Interest rates are cut, yet banks put rates up! Is the credit crunch set to continue?

Setting interest rates is one thing the Bank of England can do to influence the banking system (the other is pumping billions of pounds into the system).

The Prime Minister has been dropping hints that a rate cut wouldn’t go amiss – suggestions that were condemned by the Tories as threatening the bank’s independence.

Today the Monetary Policy Committtee cut interest rates by 0.25% – but some banks had already announced they were raising interest rates.

As for doling out the dosh:

UK banks seek more BoE borrowing
By Norma Cohen and Jane Croft in London and Michael Mackenzie in New York
Published: April 10 2008 03:00 | Last updated: April 10 2008 07:41

The Bank of England fears that the credit crisis has entered a new and more serious phase as British banks on Wednesday took steps to increase their borrowing facilities with the central bank to insulate themselves from another lending panic.

UK banks asked to increase sharply the reserves they hold on deposit at the Bank this month to the highest ever level amid concerns that the instability of the banking system could suddenly leave them desperate for cash. They fear another bank crisis – akin to the collapse of US investment bank Bear Stearns – could see the market seize up.

Banks have asked to keep total reserves of £23.54bn on deposit that they can borrow to meet short-term financing needs if they cannot borrow in the interbank market. This is up from the nearly £20bn they had on deposit until yesterday. This is money the banks keep on deposit at the Bank, earning interest, but that they can access when the cost of borrowing from other banks becomes too high.

The Bank did not comment publicly. But it is understood that senior Bank officials believe that UK markets face a further period of mounting problems, in spite of some recent comments suggesting the worst of the liquidity squeeze may be over.

In the aftermath of the rescue of Bear Stearns by JPMorgan Chase, backed by the US Federal Reserve, money markets tightened further on fears that another bank might collapse.

Yesterday, money markets in the US and Europe were signalling renewed fears about the financial strength of banks, with key confidence barometers almost returning to levels that preceded the fate of Bear Stearns.

The concerns are being highlighted by the difference between overnight lending rates set by central banks and three-month Libor, the rate at which banks lend to each other.

This spread, known as the overnight index swap rate, has been rising in the US and remains elevated in Europe, indicating that banks are reluctant to lend to each other.

“Libor is still dysfunctional and, for whatever reason, banks still appear unwilling to lend funds,” said Dominic Konstam, head of interest rate strategy at Credit Suisse.

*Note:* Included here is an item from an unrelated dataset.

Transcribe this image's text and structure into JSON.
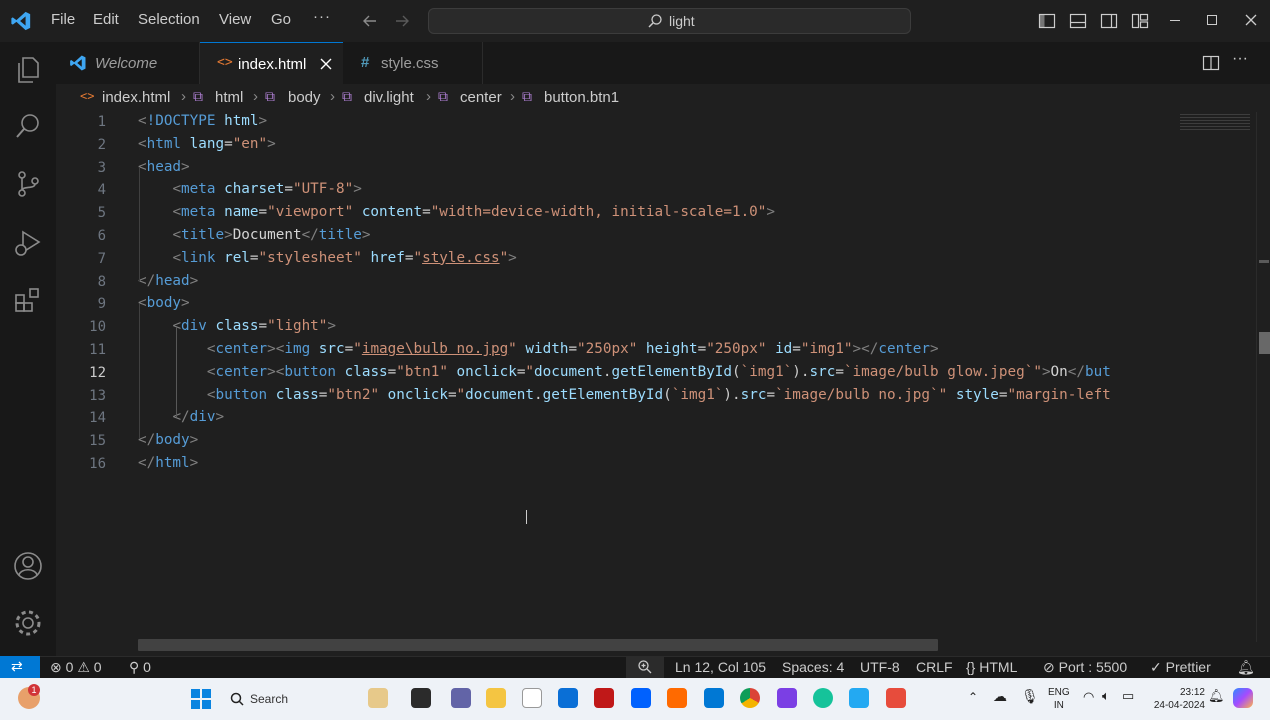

Meanwhile, there are signs that banks are now taking into account the risks of lending to homebuyers with deposits of only 5 per cent of the purchase price. For these buyers, a small downturn in house prices could tip them into negative equity, leaving lenders with collateral worth less than the outstanding loan if the buyer defaults.

According to the latest Bank of England data, the spread between a two-year fixed-rate mortgage for 75 per cent of the purchase price and a similar loan for 95 per cent of the purchase price is now 0.88 of a percentage point. That is about three times the differential in December. Historically, the two rates were, on average, not more than about a quarter of a percentage point apart.

Separately, Experian, the personal credit rating group, has identified five postal codes in the UK where the average home loan is 90 per cent or more of the median home price and which are most vulnerable to negative equity in a downturn.

Sighthill in Glasgow is most at risk, with average loans totalling nearly 95 per cent of the average house price. One London postal code is at risk: SE18 in Woolwich, where the loan-to-value ratio is more than 91 per cent. Meanwhile, Alliance & Leicester is considering repricing its mortgage deals for the second time in a week following moves by rivals.